Innovation kept them vibrant

In a very competitive space they had to keep introducing new functions to fit an audience’s mood referred to as Mood Management Theory. This very simply suggests that individual’s media choices vary on their moods. In honor of the Chinese New Year, Weixin introduced a campaign called “Qiang Hongbao” which is a customary time to send family and friends money; the app allowed users to link their bank accounts to send and receive red envelopes (aka money) virtually. Once again, sound familiar? They even added a feature where senders could set a certain amount and send it to the intended recipients but to create some suspense it would randomize the amounts so some would get more money and some less. The end result, five million people ended up using the app resulting in $20 million being distributed!

Cab anyone?

With over 350,000 cab drivers in 30+ cities in China, the app introduced Didi Taxi which allowed people to book a cab using their integrated app called Weixin Payment which plays into a Structural Theory which allows users to access media technologies based on its available structure.
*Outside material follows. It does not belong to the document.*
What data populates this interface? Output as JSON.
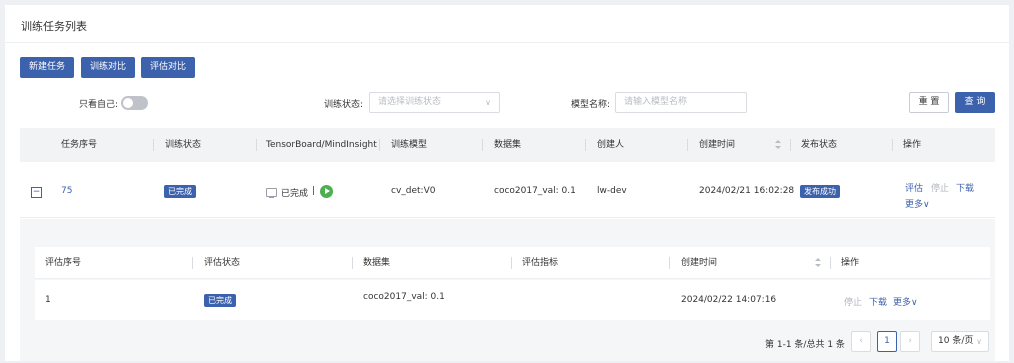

Turns out more than 22 million users took advantage of the convenience for an average of a half a million bookings daily.

The take away

Make social media part of your audiences everyday routine and habit. Researchers suggest that over half of all media behaviors are habitual. Eventually use is no longer a conscious decision but an automatic behavior. Because Weixin is used with a mobile device and it’s with the individual all the time, they knew social media becomes part of people’s lives which makes it easier to change their behavior. I remember in the early 1990’s going to a restaurant and many people would be sitting at the bar smoking. When cell phones started becoming prevalent in the mid 1990’s the scene began to shift and people were no longer holding cigarettes, the new thing became cell phones. To alleviate the feeling of being uncomfortable and alone, many people made taking out and looking at their phones routinely a new safer habit. Remember the term Crackberry (aka Blackberry)? That was just the start of it, nowadays the platforms have made their apps addictive by putting in thing like notifications, comments and likes making you essentially want to constantly check social media to see if someone responded or reacted to your post or if they posted anything new prompting you to routinely check. Think it’s a coincidence? Think again read on!